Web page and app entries
· · ·

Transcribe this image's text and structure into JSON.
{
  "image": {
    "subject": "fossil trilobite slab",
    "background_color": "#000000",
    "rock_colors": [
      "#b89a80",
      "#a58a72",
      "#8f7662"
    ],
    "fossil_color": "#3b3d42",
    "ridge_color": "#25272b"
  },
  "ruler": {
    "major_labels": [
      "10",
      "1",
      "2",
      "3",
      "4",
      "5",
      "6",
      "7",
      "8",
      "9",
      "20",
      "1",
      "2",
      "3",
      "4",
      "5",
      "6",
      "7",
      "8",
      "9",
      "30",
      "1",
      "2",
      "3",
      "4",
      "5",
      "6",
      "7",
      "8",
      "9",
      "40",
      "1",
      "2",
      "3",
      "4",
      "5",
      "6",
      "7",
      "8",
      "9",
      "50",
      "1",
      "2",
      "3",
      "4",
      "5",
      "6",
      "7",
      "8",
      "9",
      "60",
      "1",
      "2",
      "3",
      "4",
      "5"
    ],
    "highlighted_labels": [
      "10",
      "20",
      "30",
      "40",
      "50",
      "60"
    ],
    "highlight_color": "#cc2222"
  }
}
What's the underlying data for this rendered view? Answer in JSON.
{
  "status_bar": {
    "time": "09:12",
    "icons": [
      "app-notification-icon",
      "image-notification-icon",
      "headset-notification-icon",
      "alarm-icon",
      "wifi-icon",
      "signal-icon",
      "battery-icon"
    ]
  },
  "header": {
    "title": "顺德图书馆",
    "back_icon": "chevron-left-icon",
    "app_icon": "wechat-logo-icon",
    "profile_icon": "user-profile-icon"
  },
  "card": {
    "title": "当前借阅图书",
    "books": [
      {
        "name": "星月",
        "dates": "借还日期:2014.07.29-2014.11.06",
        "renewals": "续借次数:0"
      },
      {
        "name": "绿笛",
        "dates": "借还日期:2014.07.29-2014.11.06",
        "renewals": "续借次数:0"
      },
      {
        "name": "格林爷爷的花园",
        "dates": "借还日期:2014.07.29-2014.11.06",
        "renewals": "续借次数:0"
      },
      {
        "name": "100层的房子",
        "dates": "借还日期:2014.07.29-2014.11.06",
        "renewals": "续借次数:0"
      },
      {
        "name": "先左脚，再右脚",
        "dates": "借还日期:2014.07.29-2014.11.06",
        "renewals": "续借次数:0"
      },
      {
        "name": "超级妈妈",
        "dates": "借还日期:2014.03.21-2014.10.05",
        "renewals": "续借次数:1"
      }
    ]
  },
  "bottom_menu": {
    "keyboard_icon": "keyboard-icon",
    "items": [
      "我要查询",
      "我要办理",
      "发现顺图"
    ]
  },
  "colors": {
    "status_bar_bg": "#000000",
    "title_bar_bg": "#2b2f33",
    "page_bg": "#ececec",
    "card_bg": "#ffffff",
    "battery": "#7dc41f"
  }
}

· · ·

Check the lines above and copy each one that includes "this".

Transcribe this image's text and structure into JSON.
What's the underlying data for this rendered view? Answer in JSON.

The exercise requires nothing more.